A great fit for a comfortable ride

After the helmet, the next piece of gear that must fit well for protection and comfort is a pair of gloves. With so many choices available to choose from, it’s always a crapshoot whether or not your newly selected hand protection is going to be a good fit, especially if you scrimp on the price. So that’s why I’ve always selected my gloves like my helmet; walk past all the cheap stuff and reach for the top shelf goods, and there is no denying Alpinestars is on that shelf.

A few weeks ago a box from A-stars showed up with a new Alpinestars GP-R Leather Perforated Jacket to test along with a matching pair of GPX Gloves. Reviewing a jacket takes some time for me, but I can tell you in just a few days of riding how a glove performs. So stay tuned for my thoughts on the jacket, but right now let’s get into how this short-cuffed glove performs.

The GPX resembles Alpinestars’ full-on race offerings, the GP Pro and GP Plus glove, and shares some of the same technical features. The most obvious of these is A-stars’ thermoplastic polyurethane knuckle protection system. These plastic knuckle covers are not only cool looking, but are cool literally. Built into the covers are small air scoops that help keep the top of the hand cool in warm weather. As the weather has begun to heat up in Southern California, these vents are a welcome feature on the GPX. They may not be the best for cold weather, but all the other perforated leather sections on the cuff and palm signal this glove is for temperate climates.

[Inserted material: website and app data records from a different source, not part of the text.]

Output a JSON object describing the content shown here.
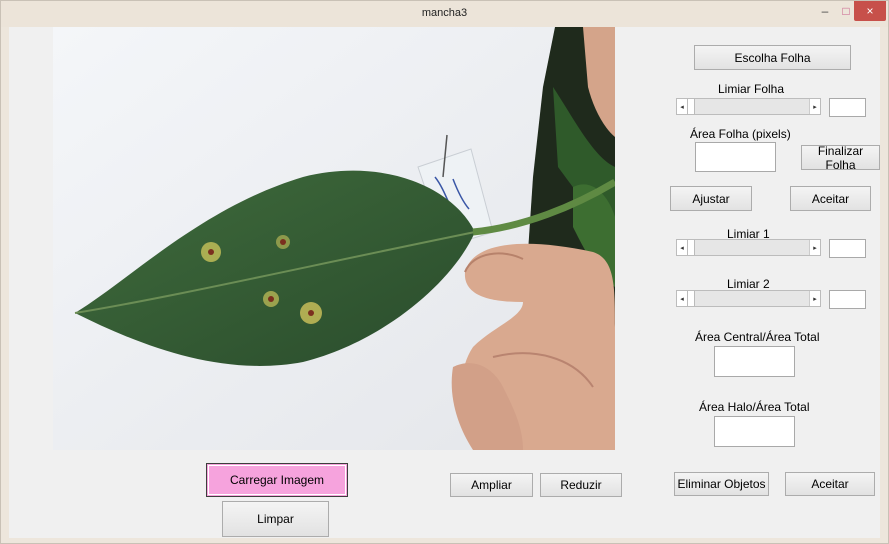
{
  "window": {
    "title": "mancha3",
    "minimize_glyph": "–",
    "maximize_glyph": "□",
    "close_glyph": "×"
  },
  "image_panel": {
    "icons": [
      "leaf-photo"
    ]
  },
  "left_buttons": {
    "load_image": "Carregar Imagem",
    "clear": "Limpar",
    "zoom_in": "Ampliar",
    "zoom_out": "Reduzir"
  },
  "right_panel": {
    "choose_leaf": "Escolha Folha",
    "leaf_threshold_label": "Limiar Folha",
    "leaf_threshold_value": "",
    "leaf_area_label": "Área Folha (pixels)",
    "leaf_area_value": "",
    "finish_leaf": "Finalizar Folha",
    "adjust": "Ajustar",
    "accept_1": "Aceitar",
    "threshold1_label": "Limiar 1",
    "threshold1_value": "",
    "threshold2_label": "Limiar 2",
    "threshold2_value": "",
    "central_area_label": "Área Central/Área Total",
    "central_area_value": "",
    "halo_area_label": "Área Halo/Área Total",
    "halo_area_value": "",
    "remove_objects": "Eliminar Objetos",
    "accept_2": "Aceitar"
  },
  "colors": {
    "load_button": "#f6a3dd",
    "close_button": "#c7504a"
  }
}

For street duty, a short cuff is the way to go in my book. There is less to fasten, making putting them on less of an ordeal. Another strong argument for a short cuff for an everyday glove is big watches. I like to take a look at my watch from time to time while riding, and pulling a cuff down to take a look at the time is distracting and basically a pain. Granted, the protection from a shorter cuff is less than a full gauntlet; however, the GPX still covers the outside of the wrist with another dollop of PU plastic. A Velcro wrist closure holds the whole enchilada in place if things go bad.

The fit of the GPX is spot on and comfortable thanks to the pre-curved fingers. After hours of riding in warm weather, the GPX never bunched up in the palm or fingers. Sometimes gloves with internal finger stitches can be uncomfortable with the seams rubbing on your digits, but not so on these gloves. You hardly even know the stitching is in there. Another racing feature on these gloves is the conjoined ring and pinky finger, which takes a little getting used to but is a smart design to keep your small finger intact if you go down. The palm profile is nice and thin without too much padding, allowing a very solid feel.

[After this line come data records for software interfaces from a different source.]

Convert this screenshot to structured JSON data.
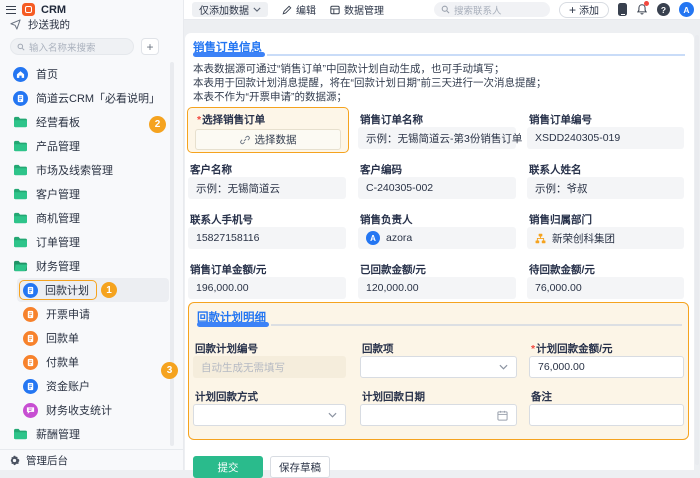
{
  "required_mark": "*",
  "colors": {
    "accent_blue": "#2476F2",
    "brand_orange": "#F55B23",
    "highlight_orange": "#F5A31F",
    "folder_green": "#2EC48A",
    "icon_orange": "#F7822C",
    "icon_magenta": "#C74ED2",
    "submit_green": "#2ABB8C",
    "notification_red": "#F2483F"
  },
  "topbar": {
    "brand": "CRM",
    "mode_button": "仅添加数据",
    "edit_button": "编辑",
    "data_manage_button": "数据管理",
    "search_placeholder": "搜索联系人",
    "add_button": "添加",
    "avatar_letter": "A"
  },
  "sidebar": {
    "copy_to_me": "抄送我的",
    "search_placeholder": "输入名称来搜索",
    "items": [
      {
        "label": "首页"
      },
      {
        "label": "简道云CRM「必看说明」"
      },
      {
        "label": "经营看板"
      },
      {
        "label": "产品管理"
      },
      {
        "label": "市场及线索管理"
      },
      {
        "label": "客户管理"
      },
      {
        "label": "商机管理"
      },
      {
        "label": "订单管理"
      },
      {
        "label": "财务管理"
      },
      {
        "label": "回款计划"
      },
      {
        "label": "开票申请"
      },
      {
        "label": "回款单"
      },
      {
        "label": "付款单"
      },
      {
        "label": "资金账户"
      },
      {
        "label": "财务收支统计"
      },
      {
        "label": "薪酬管理"
      }
    ],
    "footer": "管理后台"
  },
  "main": {
    "section1": {
      "title": "销售订单信息",
      "notes": [
        "本表数据源可通过“销售订单”中回款计划自动生成，也可手动填写；",
        "本表用于回款计划消息提醒，将在“回款计划日期”前三天进行一次消息提醒；",
        "本表不作为“开票申请”的数据源；"
      ],
      "select_order": {
        "label": "选择销售订单",
        "button": "选择数据"
      },
      "order_name": {
        "label": "销售订单名称",
        "value": "示例：无锡简道云-第3份销售订单"
      },
      "order_no": {
        "label": "销售订单编号",
        "value": "XSDD240305-019"
      },
      "customer_name": {
        "label": "客户名称",
        "value": "示例：无锡简道云"
      },
      "customer_code": {
        "label": "客户编码",
        "value": "C-240305-002"
      },
      "contact_name": {
        "label": "联系人姓名",
        "value": "示例：爷叔"
      },
      "contact_phone": {
        "label": "联系人手机号",
        "value": "15827158116"
      },
      "sales_owner": {
        "label": "销售负责人",
        "value": "azora",
        "avatar": "A"
      },
      "sales_dept": {
        "label": "销售归属部门",
        "value": "新荣创科集团"
      },
      "order_amount": {
        "label": "销售订单金额/元",
        "value": "196,000.00"
      },
      "received_amount": {
        "label": "已回款金额/元",
        "value": "120,000.00"
      },
      "pending_amount": {
        "label": "待回款金额/元",
        "value": "76,000.00"
      }
    },
    "section2": {
      "title": "回款计划明细",
      "plan_no": {
        "label": "回款计划编号",
        "placeholder": "自动生成无需填写"
      },
      "plan_item": {
        "label": "回款项"
      },
      "plan_amount": {
        "label": "计划回款金额/元",
        "value": "76,000.00"
      },
      "plan_method": {
        "label": "计划回款方式"
      },
      "plan_date": {
        "label": "计划回款日期"
      },
      "remark": {
        "label": "备注"
      }
    },
    "submit_button": "提交",
    "save_draft_button": "保存草稿"
  },
  "annotations": [
    "1",
    "2",
    "3"
  ]
}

The GPX is now the first set of gloves I reach for when I head out for a street ride thanks to the great fit. A great-fitting glove is worth its weight in gold, so at $119.95 the Alpinestars GPX Gloves are a smoking deal.